All across America there is a vast shortage of men and women who bear the name Firefighter. The National Fire Protection Association reported, "The volunteer firefighter numbers for 2016 and 2017 are the lowest recorded levels since the NFPA began the survey in 1983." Never before has such a need for brave men and women existed.
Thankfully, here in our local community, our firefighters are helping to teach and raise up the next generation of junior firefighters.
How the Camp Began

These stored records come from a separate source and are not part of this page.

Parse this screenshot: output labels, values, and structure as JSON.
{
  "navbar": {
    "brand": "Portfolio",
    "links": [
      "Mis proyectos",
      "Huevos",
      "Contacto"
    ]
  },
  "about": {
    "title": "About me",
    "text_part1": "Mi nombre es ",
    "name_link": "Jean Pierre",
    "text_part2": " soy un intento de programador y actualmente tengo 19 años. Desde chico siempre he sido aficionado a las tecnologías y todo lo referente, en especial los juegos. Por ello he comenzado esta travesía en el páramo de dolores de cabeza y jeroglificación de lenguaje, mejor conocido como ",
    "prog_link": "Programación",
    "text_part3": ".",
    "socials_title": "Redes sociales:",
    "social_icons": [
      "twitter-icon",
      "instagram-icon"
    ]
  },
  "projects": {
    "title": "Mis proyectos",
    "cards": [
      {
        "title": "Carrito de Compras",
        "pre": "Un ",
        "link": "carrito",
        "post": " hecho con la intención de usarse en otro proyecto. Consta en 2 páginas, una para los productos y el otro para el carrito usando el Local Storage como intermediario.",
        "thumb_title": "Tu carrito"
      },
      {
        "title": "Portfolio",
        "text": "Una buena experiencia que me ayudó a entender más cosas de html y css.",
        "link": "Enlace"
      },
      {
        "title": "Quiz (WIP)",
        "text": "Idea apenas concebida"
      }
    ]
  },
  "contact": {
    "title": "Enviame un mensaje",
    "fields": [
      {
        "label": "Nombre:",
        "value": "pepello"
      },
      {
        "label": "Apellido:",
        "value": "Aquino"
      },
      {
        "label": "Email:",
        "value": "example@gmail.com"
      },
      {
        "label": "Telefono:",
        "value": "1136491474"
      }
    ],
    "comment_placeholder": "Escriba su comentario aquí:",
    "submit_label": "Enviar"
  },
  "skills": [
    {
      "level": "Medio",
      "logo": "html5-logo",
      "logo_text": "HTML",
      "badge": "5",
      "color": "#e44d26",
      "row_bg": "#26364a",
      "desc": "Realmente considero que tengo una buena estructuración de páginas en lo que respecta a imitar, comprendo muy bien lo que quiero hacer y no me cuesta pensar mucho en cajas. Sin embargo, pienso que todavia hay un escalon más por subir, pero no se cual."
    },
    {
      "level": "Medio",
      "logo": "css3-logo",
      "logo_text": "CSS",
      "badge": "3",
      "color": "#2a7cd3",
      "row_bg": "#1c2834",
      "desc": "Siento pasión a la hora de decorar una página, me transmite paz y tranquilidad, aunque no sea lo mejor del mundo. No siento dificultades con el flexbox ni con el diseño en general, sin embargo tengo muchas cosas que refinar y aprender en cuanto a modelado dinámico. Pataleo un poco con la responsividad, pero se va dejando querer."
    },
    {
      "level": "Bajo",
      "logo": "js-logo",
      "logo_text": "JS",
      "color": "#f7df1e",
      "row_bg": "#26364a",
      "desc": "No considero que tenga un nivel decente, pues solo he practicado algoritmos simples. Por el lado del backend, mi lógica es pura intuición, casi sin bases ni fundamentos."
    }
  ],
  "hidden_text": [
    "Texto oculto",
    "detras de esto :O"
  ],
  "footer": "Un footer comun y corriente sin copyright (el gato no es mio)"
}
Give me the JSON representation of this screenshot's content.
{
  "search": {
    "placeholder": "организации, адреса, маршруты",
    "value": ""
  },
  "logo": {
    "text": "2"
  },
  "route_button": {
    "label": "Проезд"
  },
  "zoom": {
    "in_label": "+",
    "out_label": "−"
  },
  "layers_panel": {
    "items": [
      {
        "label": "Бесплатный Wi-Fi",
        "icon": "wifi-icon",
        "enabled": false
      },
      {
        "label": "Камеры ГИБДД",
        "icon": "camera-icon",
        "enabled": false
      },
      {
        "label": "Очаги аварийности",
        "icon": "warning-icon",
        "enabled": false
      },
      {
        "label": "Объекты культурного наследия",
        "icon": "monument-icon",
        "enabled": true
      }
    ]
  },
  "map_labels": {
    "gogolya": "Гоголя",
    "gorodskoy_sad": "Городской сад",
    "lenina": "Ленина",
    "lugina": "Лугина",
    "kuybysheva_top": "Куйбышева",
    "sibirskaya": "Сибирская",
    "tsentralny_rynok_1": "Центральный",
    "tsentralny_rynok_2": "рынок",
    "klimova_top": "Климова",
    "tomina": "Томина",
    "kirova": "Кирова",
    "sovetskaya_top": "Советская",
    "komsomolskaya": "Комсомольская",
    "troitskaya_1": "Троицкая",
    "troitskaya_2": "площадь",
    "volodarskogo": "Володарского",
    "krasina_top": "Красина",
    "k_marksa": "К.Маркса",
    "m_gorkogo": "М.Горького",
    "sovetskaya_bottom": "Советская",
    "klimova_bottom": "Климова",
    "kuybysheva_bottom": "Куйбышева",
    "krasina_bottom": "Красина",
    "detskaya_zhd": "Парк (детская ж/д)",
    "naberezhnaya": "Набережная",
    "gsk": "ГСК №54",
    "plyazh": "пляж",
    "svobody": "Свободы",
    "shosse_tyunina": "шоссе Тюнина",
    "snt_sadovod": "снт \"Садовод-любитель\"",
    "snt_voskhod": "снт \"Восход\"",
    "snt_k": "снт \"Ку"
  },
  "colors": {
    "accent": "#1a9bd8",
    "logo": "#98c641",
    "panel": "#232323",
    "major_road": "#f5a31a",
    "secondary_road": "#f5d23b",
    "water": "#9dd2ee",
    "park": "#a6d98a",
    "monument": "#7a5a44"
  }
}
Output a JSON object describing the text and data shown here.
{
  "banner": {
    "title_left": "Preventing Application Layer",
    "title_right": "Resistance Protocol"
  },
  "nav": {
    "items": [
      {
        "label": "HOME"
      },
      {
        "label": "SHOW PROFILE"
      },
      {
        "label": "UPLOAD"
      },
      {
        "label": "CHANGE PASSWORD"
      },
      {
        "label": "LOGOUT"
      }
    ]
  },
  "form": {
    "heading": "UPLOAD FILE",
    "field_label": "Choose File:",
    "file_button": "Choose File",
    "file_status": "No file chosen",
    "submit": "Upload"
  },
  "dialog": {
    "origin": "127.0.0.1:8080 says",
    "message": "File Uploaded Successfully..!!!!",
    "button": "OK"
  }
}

When Fire Chief J.R. Farnsworth was eighteen years old, he wanted to become a firefighter. His grandpa had been one before him, and he was inspired to carry on the mantle. When looking for an opportunity, however, a battalion chief told him to not bother. Crushed, he carried on with his life until he met some firefighters from the Chubbuck Fire Department. They told him how to get started and his career began from there.
Starting as a volunteer, and in his journey to become a career firefighter, he attended the Firehouse Expo in Nashville, Tennessee. And it was there that he first heard about Junior Firefighting Camps.
Upon returning, he looked around at what it would take to start one in our area. When he felt confident that we could put one on here, he approached CEWT with the idea. And we were all on board for it. After planning, advertising, and organizing the first successful Junior Firefighting Camp was hosted in 2018.
A Community Effort
CEWT is far from being the only ones involved in running the camp; it is truly a community-wide effort. With support from firefighters from Chubbuck, North Bannock, Pocatello, and Bannock County Ambulance, the teenagers involved in the camp are able to learn from some of the best.
Previous years have seen the event hosted at Chubbuck Fire Department, but this year it will be at North Bannock Fire Department. North Bannock and Pocatello Fire Departments are providing the event with RestoreRite sponsoring, all with the goal of helping the youth from ages 13-18 become more aware of firefighting and learn some key survival skills.
After having the camp be put off by a year, Chief Farnsworth is excited that they are able to host it once again. He states, “What I am looking forward to the most is watching the kids learn these skills and get excited about growing up to be firefighters. I am grateful that we are able to get these kids out of their homes after a year of COVID lockdowns.” One of his main goals has always been to make the camp as inclusive as possible, helping anyone in the area who wants to learn more, do so.
The community support moves past just the few days of the camp, however. Pocatello High School has firefighting classes, which many students from the camp will go on to take. These courses are where many of the supplies for the camp come from, such as the outfits and gear. And of course, as the youth learn new skills, they are better able to become volunteers and helpers not only in the fire departments but also in the community at large.
What is Learned at the Camp
This year’s camp is shaping up to be full of fun, engaging, and educational activities. Split over two days, day one focuses on EMS components of fire service. This includes skills such as bleeding control, patient loading, and a new portion on emergency service dispatching. Day two focuses on the firefighting components, including forcible entry, search and rescue, and a wildland fire portion.
It isn’t just the hands-on activities that are learned. Leadership, confidence, and teamwork are all strengthened in the youth who attend. Shirley Hockett, Assistant Manager at CEWT, states that on the second day of classes it amazes her and makes her “very proud to see the leaders come out and the teamwork that has developed.”
Regardless of whether the youth go on to become firefighters or not, they are still learning the skills needed to become the next generation of leaders in the world.
The Value of Attending
For any youth looking into becoming a firefighter, career or volunteer, there isn’t a better opportunity in all of Southeastern Idaho. They are able to learn what it takes to be one, get hands-on experience wearing the gear and carrying out common scenarios. And perhaps most importantly, they learn what it means to be a leader and work in a team.
Fire Chief Farnsworth, when asked to describe the value in attending the camp, stated, “I'm a little biased, but I believe firefighting is the best job on earth, and I bet there are some one million firefighters that would support that statement. This camp gets kids started on the idea of becoming firefighters. Regardless of whether campers continue in the path of the fire service, they will be experiencing the value of teamwork and comradery that comes with being a firefighter.”
This year’s camp is hosted at the North Bannock Fire Department running from midday Friday June 18th and all day Saturday the 19th.
For more information, feel free to check out our camp registration page, as well as the podcast episode where we chatted with Chief Farnsworth.